Set down each record exactly. Omit the pictures.

Element data from apps and pages
⟨
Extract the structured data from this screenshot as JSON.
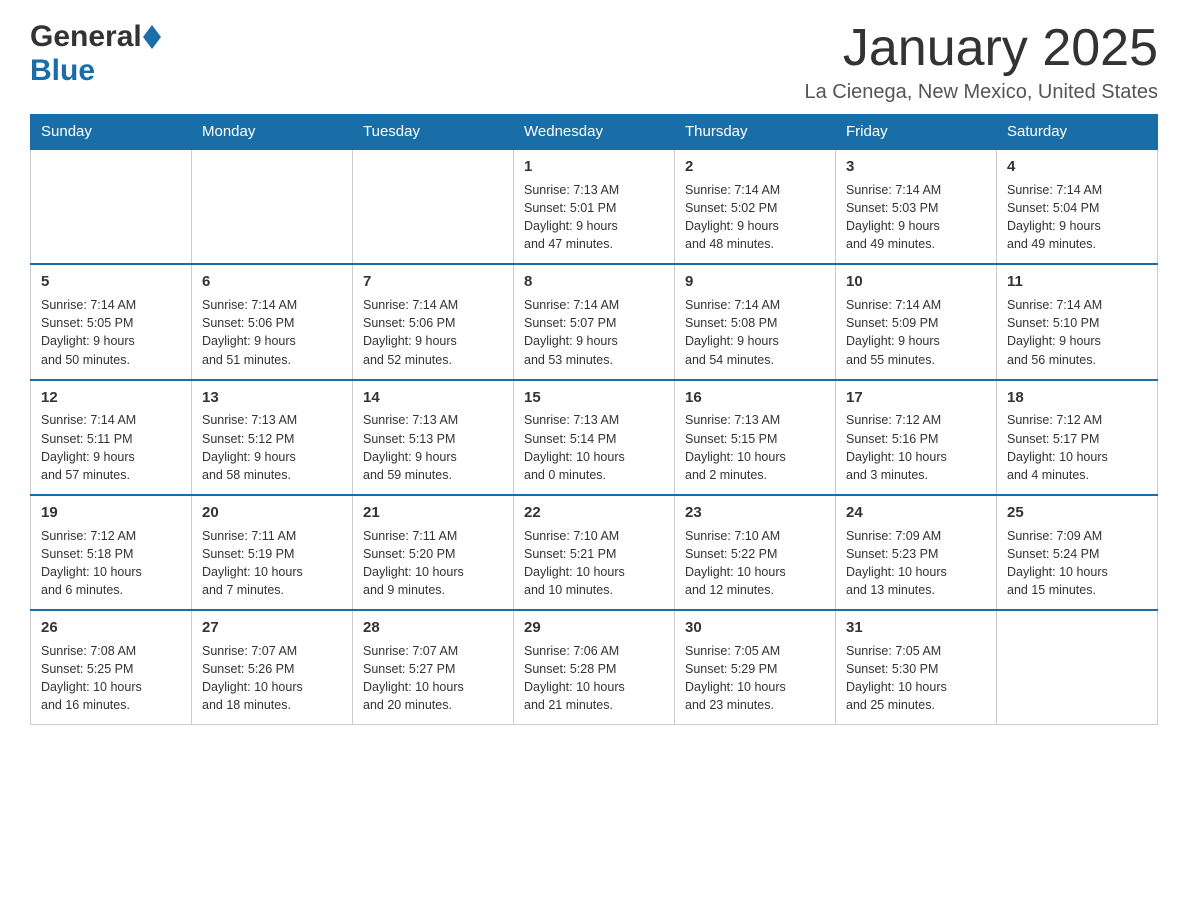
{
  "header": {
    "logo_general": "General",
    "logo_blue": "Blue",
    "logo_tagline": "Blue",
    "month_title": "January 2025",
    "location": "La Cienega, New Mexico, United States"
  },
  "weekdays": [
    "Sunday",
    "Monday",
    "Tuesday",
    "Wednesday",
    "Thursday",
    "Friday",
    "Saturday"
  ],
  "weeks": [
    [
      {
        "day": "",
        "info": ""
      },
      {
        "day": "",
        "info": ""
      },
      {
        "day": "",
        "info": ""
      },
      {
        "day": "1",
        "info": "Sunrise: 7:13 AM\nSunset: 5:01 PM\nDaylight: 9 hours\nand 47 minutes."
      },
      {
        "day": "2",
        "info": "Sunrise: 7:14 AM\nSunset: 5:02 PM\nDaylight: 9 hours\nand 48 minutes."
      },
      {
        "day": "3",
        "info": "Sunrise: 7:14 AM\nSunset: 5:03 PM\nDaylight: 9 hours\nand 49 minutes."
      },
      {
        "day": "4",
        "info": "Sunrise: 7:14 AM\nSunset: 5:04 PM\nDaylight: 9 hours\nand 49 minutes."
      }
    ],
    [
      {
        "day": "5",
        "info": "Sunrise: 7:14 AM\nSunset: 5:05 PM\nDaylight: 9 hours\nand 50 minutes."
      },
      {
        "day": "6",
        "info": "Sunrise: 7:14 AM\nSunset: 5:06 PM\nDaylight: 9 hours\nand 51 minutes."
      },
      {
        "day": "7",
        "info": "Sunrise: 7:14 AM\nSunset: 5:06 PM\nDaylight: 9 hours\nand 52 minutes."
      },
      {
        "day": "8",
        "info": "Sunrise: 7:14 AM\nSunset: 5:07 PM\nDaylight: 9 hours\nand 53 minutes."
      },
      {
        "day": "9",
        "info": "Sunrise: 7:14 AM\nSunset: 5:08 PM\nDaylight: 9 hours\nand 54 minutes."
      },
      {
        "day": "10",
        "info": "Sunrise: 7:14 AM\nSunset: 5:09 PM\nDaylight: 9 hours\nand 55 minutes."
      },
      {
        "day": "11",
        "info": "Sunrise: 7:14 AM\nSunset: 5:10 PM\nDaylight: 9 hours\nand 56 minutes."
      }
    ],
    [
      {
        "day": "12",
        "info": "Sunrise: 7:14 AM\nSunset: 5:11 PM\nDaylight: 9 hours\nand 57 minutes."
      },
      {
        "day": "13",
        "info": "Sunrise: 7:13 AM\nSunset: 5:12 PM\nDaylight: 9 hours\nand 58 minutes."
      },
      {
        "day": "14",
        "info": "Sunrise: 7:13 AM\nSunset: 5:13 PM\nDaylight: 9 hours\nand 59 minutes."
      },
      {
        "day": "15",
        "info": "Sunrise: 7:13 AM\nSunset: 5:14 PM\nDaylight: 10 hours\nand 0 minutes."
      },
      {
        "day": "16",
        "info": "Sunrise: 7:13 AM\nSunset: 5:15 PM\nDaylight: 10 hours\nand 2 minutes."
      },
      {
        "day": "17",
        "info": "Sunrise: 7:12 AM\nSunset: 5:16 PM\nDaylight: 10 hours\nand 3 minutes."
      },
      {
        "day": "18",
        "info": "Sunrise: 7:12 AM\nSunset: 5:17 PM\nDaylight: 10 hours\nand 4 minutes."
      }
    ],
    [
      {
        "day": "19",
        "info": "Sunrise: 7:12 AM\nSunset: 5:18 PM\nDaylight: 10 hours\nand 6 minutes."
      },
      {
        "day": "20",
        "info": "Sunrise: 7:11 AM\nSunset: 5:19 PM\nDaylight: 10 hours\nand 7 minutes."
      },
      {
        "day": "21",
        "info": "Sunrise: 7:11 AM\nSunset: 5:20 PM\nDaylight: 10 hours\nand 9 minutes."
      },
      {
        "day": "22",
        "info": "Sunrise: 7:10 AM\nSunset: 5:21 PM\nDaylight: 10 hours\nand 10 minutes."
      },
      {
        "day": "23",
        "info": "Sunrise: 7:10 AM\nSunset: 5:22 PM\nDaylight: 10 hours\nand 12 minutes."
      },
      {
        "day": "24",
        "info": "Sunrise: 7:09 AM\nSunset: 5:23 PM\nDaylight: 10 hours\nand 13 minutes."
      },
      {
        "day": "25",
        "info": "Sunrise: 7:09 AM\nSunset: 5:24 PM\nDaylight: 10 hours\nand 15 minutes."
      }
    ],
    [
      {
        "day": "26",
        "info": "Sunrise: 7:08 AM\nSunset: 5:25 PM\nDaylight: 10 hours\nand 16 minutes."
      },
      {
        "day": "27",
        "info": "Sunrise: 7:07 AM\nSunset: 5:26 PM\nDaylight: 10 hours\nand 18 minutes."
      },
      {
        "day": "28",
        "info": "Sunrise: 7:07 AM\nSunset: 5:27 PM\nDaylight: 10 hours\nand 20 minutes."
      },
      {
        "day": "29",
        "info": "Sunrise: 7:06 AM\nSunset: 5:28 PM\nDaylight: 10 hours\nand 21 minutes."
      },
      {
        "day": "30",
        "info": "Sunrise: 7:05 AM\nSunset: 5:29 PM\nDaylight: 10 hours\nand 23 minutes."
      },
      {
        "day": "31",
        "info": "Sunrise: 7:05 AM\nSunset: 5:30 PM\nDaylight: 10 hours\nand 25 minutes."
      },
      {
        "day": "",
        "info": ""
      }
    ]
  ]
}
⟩
#### Solution to this problem
Extract the structured data from this screenshot as JSON.
{
  "header": {
    "logo_general": "General",
    "logo_blue": "Blue",
    "logo_tagline": "Blue",
    "month_title": "January 2025",
    "location": "La Cienega, New Mexico, United States"
  },
  "weekdays": [
    "Sunday",
    "Monday",
    "Tuesday",
    "Wednesday",
    "Thursday",
    "Friday",
    "Saturday"
  ],
  "weeks": [
    [
      {
        "day": "",
        "info": ""
      },
      {
        "day": "",
        "info": ""
      },
      {
        "day": "",
        "info": ""
      },
      {
        "day": "1",
        "info": "Sunrise: 7:13 AM\nSunset: 5:01 PM\nDaylight: 9 hours\nand 47 minutes."
      },
      {
        "day": "2",
        "info": "Sunrise: 7:14 AM\nSunset: 5:02 PM\nDaylight: 9 hours\nand 48 minutes."
      },
      {
        "day": "3",
        "info": "Sunrise: 7:14 AM\nSunset: 5:03 PM\nDaylight: 9 hours\nand 49 minutes."
      },
      {
        "day": "4",
        "info": "Sunrise: 7:14 AM\nSunset: 5:04 PM\nDaylight: 9 hours\nand 49 minutes."
      }
    ],
    [
      {
        "day": "5",
        "info": "Sunrise: 7:14 AM\nSunset: 5:05 PM\nDaylight: 9 hours\nand 50 minutes."
      },
      {
        "day": "6",
        "info": "Sunrise: 7:14 AM\nSunset: 5:06 PM\nDaylight: 9 hours\nand 51 minutes."
      },
      {
        "day": "7",
        "info": "Sunrise: 7:14 AM\nSunset: 5:06 PM\nDaylight: 9 hours\nand 52 minutes."
      },
      {
        "day": "8",
        "info": "Sunrise: 7:14 AM\nSunset: 5:07 PM\nDaylight: 9 hours\nand 53 minutes."
      },
      {
        "day": "9",
        "info": "Sunrise: 7:14 AM\nSunset: 5:08 PM\nDaylight: 9 hours\nand 54 minutes."
      },
      {
        "day": "10",
        "info": "Sunrise: 7:14 AM\nSunset: 5:09 PM\nDaylight: 9 hours\nand 55 minutes."
      },
      {
        "day": "11",
        "info": "Sunrise: 7:14 AM\nSunset: 5:10 PM\nDaylight: 9 hours\nand 56 minutes."
      }
    ],
    [
      {
        "day": "12",
        "info": "Sunrise: 7:14 AM\nSunset: 5:11 PM\nDaylight: 9 hours\nand 57 minutes."
      },
      {
        "day": "13",
        "info": "Sunrise: 7:13 AM\nSunset: 5:12 PM\nDaylight: 9 hours\nand 58 minutes."
      },
      {
        "day": "14",
        "info": "Sunrise: 7:13 AM\nSunset: 5:13 PM\nDaylight: 9 hours\nand 59 minutes."
      },
      {
        "day": "15",
        "info": "Sunrise: 7:13 AM\nSunset: 5:14 PM\nDaylight: 10 hours\nand 0 minutes."
      },
      {
        "day": "16",
        "info": "Sunrise: 7:13 AM\nSunset: 5:15 PM\nDaylight: 10 hours\nand 2 minutes."
      },
      {
        "day": "17",
        "info": "Sunrise: 7:12 AM\nSunset: 5:16 PM\nDaylight: 10 hours\nand 3 minutes."
      },
      {
        "day": "18",
        "info": "Sunrise: 7:12 AM\nSunset: 5:17 PM\nDaylight: 10 hours\nand 4 minutes."
      }
    ],
    [
      {
        "day": "19",
        "info": "Sunrise: 7:12 AM\nSunset: 5:18 PM\nDaylight: 10 hours\nand 6 minutes."
      },
      {
        "day": "20",
        "info": "Sunrise: 7:11 AM\nSunset: 5:19 PM\nDaylight: 10 hours\nand 7 minutes."
      },
      {
        "day": "21",
        "info": "Sunrise: 7:11 AM\nSunset: 5:20 PM\nDaylight: 10 hours\nand 9 minutes."
      },
      {
        "day": "22",
        "info": "Sunrise: 7:10 AM\nSunset: 5:21 PM\nDaylight: 10 hours\nand 10 minutes."
      },
      {
        "day": "23",
        "info": "Sunrise: 7:10 AM\nSunset: 5:22 PM\nDaylight: 10 hours\nand 12 minutes."
      },
      {
        "day": "24",
        "info": "Sunrise: 7:09 AM\nSunset: 5:23 PM\nDaylight: 10 hours\nand 13 minutes."
      },
      {
        "day": "25",
        "info": "Sunrise: 7:09 AM\nSunset: 5:24 PM\nDaylight: 10 hours\nand 15 minutes."
      }
    ],
    [
      {
        "day": "26",
        "info": "Sunrise: 7:08 AM\nSunset: 5:25 PM\nDaylight: 10 hours\nand 16 minutes."
      },
      {
        "day": "27",
        "info": "Sunrise: 7:07 AM\nSunset: 5:26 PM\nDaylight: 10 hours\nand 18 minutes."
      },
      {
        "day": "28",
        "info": "Sunrise: 7:07 AM\nSunset: 5:27 PM\nDaylight: 10 hours\nand 20 minutes."
      },
      {
        "day": "29",
        "info": "Sunrise: 7:06 AM\nSunset: 5:28 PM\nDaylight: 10 hours\nand 21 minutes."
      },
      {
        "day": "30",
        "info": "Sunrise: 7:05 AM\nSunset: 5:29 PM\nDaylight: 10 hours\nand 23 minutes."
      },
      {
        "day": "31",
        "info": "Sunrise: 7:05 AM\nSunset: 5:30 PM\nDaylight: 10 hours\nand 25 minutes."
      },
      {
        "day": "",
        "info": ""
      }
    ]
  ]
}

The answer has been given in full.